February 15, 2021
Save money by exploring 7 FREE museums in San Francisco! Learn about the events that transformed San Francisco from a small settlement to a world class city.
1. Cable Car Museum
San Francisco boasts the last manually operated cable car system in the world. Stop by the free Cable Car Museum to learn how it all works. Watch cables on giant, rotating wheels, drag cable cars up and down San Francisco's steep hills. It's great to watch this ingenious (and very noisy) engineering feat in action.
Learn about the Cable Car Museum.
2. San Francisco Maritime National Historical Park, Visitor Center
This free museum is an absolute gem, with award winning audio-visual displays that take you on a journey through San Francisco's colorful history with vivid depictions of important events. It's just a block from the waterfront, housed in an old cannery warehouse, with a fabulous ambiance that transports you back in time.
Learn about San Francisco's history, starting with Native America tribes who lived on the mudflats near Crissy Field, to the 1850s Gold Rush, and the immigrant fishing families who founded bustling Fisherman's Wharf.
One of the most fascinating exhibits is about the dozens of ships from the Gold Rush era, buried beneath reclaimed land along the San Francisco waterfront.
Learn about the San Francisco Maritime National Historical Park Visitor Center.
3. Maritime Museum San Francisco
The Free Maritime Museum is located at the Aquatic Park beach, about a ten minute walk west of Pier 39. The Maritime Museum was built as a depression-era project in the 1930s, in a streamline modern style, resembling a white ocean liner gliding across the water!
This is a small museum, and only takes about 30 minutes to see the two floors. There are some miniature ship models on the spacious lower floor, but the most interesting exhibits are upstairs where you can read accounts of what life was like for 19th century fisherman and sailors who worked in the area.
Learn about the Maritime Museum San Francisco.
4. Fort Point
Learn about Fort Point San Francisco.
5. Presidio Officers Club
The breathtaking Presidio was once an old military fort, and has a number of fantastic attractions. The must-see Presidio Officers Club should be top of your list, and simply oozes history. It features a free museum, restaurant and great hall for hanging out. It's a thrilling experience to step inside a beautifully preserved adobe, dating back to the Spanish army settlement in 1776. If only these walls could talk! Archaeologists have discovered many precious artifacts here.
The Moraga Hall is in the more modern wing of the building.

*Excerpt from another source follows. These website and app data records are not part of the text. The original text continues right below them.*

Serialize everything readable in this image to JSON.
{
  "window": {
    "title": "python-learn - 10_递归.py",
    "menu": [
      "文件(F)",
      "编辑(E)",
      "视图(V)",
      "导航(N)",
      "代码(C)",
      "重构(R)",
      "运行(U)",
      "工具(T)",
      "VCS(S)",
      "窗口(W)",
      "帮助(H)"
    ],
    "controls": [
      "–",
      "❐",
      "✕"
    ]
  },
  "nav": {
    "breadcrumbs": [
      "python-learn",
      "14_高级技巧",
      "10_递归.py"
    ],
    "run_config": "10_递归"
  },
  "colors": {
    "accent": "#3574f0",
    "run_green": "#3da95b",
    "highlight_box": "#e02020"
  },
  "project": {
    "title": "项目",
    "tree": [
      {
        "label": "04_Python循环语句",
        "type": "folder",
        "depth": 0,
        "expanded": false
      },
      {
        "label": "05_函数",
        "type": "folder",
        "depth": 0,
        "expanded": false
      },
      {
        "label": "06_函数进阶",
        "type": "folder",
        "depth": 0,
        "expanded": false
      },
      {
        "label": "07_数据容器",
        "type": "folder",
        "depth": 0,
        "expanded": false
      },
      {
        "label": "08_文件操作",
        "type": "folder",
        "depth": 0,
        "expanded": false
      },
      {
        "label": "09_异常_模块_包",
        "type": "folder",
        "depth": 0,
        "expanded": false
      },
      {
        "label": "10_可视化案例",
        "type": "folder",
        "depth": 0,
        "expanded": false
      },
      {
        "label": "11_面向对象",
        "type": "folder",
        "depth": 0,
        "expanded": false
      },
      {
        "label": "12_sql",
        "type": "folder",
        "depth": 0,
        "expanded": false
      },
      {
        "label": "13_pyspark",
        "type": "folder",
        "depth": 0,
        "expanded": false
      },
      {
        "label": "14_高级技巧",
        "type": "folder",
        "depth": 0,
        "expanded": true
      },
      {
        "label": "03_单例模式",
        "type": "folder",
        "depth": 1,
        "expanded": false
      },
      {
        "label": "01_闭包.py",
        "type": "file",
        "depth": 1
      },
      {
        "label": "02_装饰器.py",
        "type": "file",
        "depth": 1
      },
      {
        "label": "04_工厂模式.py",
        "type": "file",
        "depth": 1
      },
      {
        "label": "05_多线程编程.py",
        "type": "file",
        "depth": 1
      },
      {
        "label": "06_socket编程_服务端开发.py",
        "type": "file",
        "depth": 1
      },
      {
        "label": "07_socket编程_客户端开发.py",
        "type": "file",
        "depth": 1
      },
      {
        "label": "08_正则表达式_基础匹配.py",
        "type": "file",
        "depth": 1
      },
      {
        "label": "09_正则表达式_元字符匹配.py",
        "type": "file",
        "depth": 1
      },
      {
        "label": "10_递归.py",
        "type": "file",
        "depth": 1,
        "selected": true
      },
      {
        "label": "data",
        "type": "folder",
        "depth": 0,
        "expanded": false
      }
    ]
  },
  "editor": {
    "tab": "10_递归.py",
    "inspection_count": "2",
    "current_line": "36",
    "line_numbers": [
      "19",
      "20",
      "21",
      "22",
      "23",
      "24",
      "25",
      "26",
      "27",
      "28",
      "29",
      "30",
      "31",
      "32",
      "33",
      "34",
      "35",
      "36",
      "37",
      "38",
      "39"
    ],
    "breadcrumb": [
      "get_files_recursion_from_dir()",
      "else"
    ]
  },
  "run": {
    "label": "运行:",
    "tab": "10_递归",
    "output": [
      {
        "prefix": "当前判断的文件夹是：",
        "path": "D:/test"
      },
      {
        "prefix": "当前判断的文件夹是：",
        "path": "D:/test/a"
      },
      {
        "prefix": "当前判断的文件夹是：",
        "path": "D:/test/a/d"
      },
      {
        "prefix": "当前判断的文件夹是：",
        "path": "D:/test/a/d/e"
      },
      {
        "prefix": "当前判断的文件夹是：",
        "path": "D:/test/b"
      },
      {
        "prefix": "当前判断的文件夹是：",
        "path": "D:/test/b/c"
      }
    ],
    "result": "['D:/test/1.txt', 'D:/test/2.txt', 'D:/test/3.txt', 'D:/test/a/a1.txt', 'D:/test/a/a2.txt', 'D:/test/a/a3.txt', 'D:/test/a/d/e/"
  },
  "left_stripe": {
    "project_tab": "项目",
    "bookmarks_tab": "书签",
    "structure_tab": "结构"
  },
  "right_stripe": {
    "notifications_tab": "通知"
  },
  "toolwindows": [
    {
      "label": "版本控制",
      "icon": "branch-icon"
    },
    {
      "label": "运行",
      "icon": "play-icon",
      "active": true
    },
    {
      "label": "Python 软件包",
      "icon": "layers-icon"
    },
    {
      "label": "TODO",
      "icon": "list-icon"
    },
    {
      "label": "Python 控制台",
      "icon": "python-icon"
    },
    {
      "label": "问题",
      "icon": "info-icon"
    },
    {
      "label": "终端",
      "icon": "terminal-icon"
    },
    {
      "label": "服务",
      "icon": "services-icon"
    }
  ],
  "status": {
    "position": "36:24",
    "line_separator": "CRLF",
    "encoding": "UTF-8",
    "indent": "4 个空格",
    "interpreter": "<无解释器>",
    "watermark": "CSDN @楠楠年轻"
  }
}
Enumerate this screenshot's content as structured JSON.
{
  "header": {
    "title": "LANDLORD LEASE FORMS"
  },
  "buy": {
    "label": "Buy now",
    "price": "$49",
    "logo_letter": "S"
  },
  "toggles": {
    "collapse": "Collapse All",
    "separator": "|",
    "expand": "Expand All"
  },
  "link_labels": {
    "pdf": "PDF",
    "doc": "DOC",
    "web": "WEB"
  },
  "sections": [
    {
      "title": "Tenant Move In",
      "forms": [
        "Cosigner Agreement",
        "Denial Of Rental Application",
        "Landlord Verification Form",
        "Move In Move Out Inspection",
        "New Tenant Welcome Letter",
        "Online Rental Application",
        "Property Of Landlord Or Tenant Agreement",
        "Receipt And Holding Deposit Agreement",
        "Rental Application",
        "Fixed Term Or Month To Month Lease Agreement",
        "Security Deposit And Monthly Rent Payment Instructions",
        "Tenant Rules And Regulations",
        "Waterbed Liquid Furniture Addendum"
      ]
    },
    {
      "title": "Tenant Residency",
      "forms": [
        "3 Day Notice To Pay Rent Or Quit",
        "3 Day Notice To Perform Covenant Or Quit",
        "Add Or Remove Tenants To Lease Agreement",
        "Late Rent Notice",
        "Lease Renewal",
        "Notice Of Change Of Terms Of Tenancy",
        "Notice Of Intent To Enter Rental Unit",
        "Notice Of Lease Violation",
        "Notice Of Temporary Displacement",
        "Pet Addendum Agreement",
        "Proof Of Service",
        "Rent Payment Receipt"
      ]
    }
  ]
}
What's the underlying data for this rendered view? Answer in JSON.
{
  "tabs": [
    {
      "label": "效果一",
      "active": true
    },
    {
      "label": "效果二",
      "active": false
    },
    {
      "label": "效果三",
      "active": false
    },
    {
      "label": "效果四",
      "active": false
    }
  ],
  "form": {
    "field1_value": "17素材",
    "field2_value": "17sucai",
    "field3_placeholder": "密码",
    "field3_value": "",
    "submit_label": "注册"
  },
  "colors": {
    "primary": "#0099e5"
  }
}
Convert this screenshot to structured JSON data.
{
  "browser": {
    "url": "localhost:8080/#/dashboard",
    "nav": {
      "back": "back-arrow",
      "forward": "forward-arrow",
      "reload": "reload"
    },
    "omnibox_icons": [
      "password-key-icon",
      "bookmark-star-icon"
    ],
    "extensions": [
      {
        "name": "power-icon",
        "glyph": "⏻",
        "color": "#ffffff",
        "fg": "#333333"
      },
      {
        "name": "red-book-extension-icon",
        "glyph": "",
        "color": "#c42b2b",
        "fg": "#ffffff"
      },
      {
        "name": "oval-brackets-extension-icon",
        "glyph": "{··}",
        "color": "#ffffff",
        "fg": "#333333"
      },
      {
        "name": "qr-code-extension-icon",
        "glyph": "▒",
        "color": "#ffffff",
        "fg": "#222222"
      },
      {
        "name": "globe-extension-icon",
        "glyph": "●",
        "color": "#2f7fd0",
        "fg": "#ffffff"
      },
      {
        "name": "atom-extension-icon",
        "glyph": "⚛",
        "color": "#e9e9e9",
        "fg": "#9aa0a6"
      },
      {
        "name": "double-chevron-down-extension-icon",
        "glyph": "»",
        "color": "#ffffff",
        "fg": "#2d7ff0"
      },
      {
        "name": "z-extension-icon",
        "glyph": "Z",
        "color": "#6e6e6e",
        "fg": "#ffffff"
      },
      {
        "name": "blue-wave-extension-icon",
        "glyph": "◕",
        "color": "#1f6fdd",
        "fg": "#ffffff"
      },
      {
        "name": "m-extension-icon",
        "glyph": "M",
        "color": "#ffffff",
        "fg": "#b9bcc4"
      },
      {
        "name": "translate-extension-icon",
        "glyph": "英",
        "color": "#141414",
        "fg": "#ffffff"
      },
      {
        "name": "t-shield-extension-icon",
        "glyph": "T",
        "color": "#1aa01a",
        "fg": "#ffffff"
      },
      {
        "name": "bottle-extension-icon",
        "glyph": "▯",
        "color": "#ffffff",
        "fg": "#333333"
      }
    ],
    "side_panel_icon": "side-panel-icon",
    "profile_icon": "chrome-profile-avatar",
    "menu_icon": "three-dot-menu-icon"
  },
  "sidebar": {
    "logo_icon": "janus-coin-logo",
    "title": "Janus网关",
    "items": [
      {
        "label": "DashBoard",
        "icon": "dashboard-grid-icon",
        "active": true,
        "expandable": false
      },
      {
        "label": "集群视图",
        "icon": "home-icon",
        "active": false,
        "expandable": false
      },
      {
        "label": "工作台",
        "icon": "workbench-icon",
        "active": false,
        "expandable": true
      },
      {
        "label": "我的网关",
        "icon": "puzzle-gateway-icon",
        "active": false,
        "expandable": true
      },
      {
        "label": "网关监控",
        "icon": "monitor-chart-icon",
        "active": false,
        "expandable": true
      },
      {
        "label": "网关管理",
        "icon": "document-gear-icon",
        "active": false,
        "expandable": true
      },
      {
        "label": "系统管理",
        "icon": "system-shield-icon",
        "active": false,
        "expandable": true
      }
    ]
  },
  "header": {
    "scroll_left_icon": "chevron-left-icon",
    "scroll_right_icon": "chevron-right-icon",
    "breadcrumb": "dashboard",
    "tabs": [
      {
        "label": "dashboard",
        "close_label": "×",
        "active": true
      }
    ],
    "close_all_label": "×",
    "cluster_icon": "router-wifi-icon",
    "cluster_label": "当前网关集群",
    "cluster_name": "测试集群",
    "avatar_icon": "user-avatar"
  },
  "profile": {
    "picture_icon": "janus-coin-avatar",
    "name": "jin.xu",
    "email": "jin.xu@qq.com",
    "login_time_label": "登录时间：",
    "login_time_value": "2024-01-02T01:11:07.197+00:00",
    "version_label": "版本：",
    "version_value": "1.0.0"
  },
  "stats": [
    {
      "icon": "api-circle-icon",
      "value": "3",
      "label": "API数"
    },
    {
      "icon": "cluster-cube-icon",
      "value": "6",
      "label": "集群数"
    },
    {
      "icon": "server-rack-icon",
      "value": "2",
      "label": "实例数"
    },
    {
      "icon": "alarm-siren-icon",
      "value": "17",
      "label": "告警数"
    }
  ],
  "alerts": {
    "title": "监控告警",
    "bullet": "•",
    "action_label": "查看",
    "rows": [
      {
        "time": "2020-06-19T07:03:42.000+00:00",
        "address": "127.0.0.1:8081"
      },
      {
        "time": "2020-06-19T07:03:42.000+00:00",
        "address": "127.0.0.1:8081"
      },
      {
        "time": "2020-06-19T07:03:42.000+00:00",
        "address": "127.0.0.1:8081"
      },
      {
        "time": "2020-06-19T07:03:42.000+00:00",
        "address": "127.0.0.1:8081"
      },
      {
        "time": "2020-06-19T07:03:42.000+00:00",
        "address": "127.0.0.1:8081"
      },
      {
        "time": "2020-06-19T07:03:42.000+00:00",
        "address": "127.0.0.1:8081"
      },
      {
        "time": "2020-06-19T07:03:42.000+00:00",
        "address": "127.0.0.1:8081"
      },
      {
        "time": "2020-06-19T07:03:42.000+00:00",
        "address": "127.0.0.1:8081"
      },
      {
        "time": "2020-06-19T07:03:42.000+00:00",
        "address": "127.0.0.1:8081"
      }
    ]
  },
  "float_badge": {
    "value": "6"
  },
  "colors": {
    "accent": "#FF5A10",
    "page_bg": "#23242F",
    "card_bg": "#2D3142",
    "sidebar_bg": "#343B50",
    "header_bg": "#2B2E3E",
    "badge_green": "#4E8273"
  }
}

It was constructed by the U.S. Army and given a Colonial Revival look in the 1930s. This is where officers relaxed and socialized, and today you can hang out and relax by the fire, or grab a meal in the restaurant next door.
The Presidio Heritage Gallery museum is up the back of the building, with engaging exhibits on the Presidio.
Learn about the Presidio Officers Club.
6. Presidio Visitor Center
Another great attraction at the Presidio is the excellent Visitor Center, which combines a museum, gift shop and visitor center into one complex, in a historic U.S. military guard house. Step outside for some awesome views of the Golden Gate Bridge.
The Visitor Center does a nice job of covering off the 10,000 year history of the Presidio, from the Native Indians, Spanish occupation in the 1770s, World Wars, and Cold War. There's also a giant model providing a useful overview of the sprawling Presidio.
Learn about the Presidio Visitor Center.
7. Lands End Lookout
Head out to the rugged, northwest coastline of San Francisco for some spectacular coastline, steeped in history. The free Lands End Lookout overlooks the ruins of the famous Sutro Baths, and has a cafe, exhibits on the cultural and natural history of the area, and a gift shop. A wall of windows takes in amazing views of the Pacific Ocean and Sutro Bath.
It's hard to imagine that a multi-story bathhouse once stood at the site of these ruins, with six saltwater pools and one freshwater pool, restaurants and entertainment. The Sutro Baths were constructed in 1896, but burned down in 1966.
Learn about Lands End Lookout.